======== Data shown ========
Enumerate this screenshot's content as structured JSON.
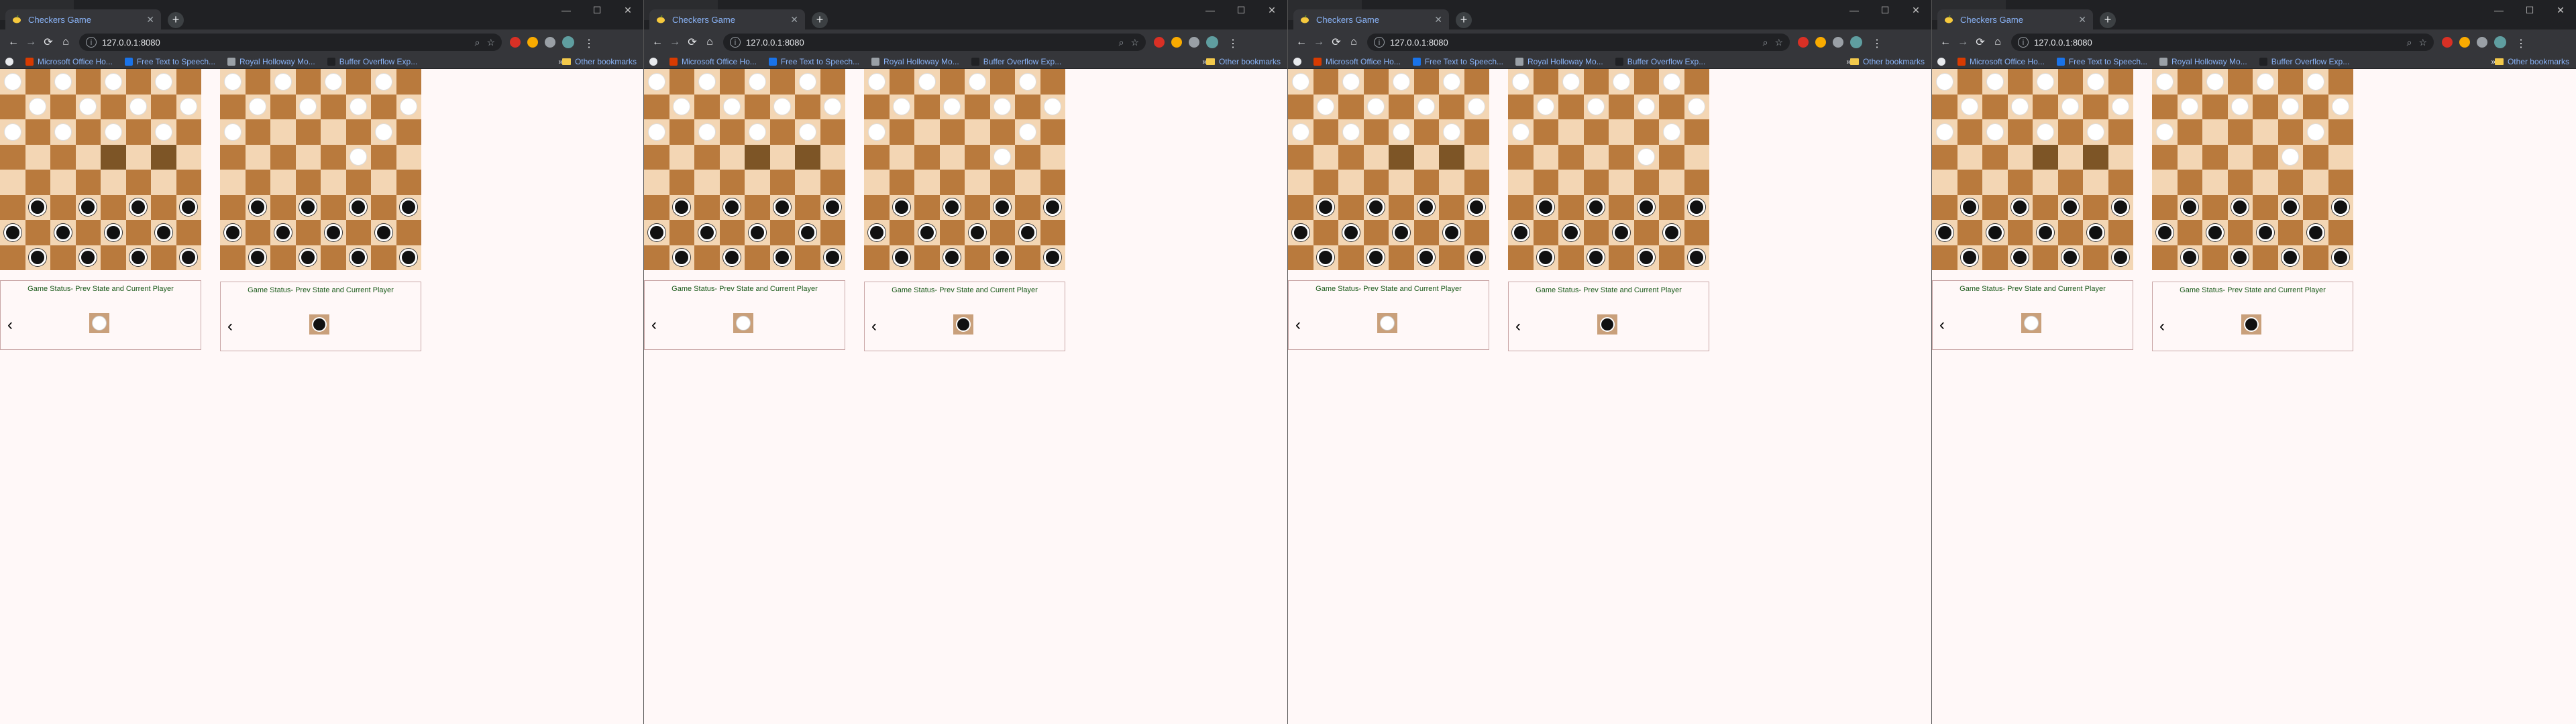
{
  "browser": {
    "tab_title": "Checkers Game",
    "new_tab_symbol": "+",
    "url": "127.0.0.1:8080",
    "window_controls": [
      "—",
      "☐",
      "✕"
    ],
    "nav": {
      "back": "←",
      "forward": "→",
      "reload": "⟳",
      "home": "⌂"
    },
    "bookmarks": [
      {
        "label": "Microsoft Office Ho...",
        "color": "#d83b01"
      },
      {
        "label": "Free Text to Speech...",
        "color": "#1a73e8"
      },
      {
        "label": "Royal Holloway Mo...",
        "color": "#9aa0a6"
      },
      {
        "label": "Buffer Overflow Exp...",
        "color": "#202124"
      }
    ],
    "bookmarks_more": "»",
    "other_bookmarks": "Other bookmarks"
  },
  "game": {
    "status_title": "Game Status- Prev State and Current Player",
    "back_symbol": "‹",
    "board_colors": {
      "light": "#f3d6b4",
      "dark": "#b97a3d",
      "highlight": "#7d5526"
    },
    "boards": [
      {
        "rows": [
          "W.W.W.W.",
          ".W.W.W.W",
          "W.W.W.W.",
          "........",
          "........",
          ".B.B.B.B",
          "B.B.B.B.",
          ".B.B.B.B"
        ],
        "highlights": [
          [
            3,
            4
          ],
          [
            3,
            6
          ]
        ],
        "current_player": "white"
      },
      {
        "rows": [
          "W.W.W.W.",
          ".W.W.W.W",
          "W.....W.",
          ".....W..",
          "........",
          ".B.B.B.B",
          "B.B.B.B.",
          ".B.B.B.B"
        ],
        "highlights": [],
        "current_player": "black"
      }
    ]
  },
  "window_count": 4
}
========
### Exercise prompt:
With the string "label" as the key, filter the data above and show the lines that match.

### Response area:
        "label": "Microsoft Office Ho...",
        "label": "Free Text to Speech...",
        "label": "Royal Holloway Mo...",
        "label": "Buffer Overflow Exp...",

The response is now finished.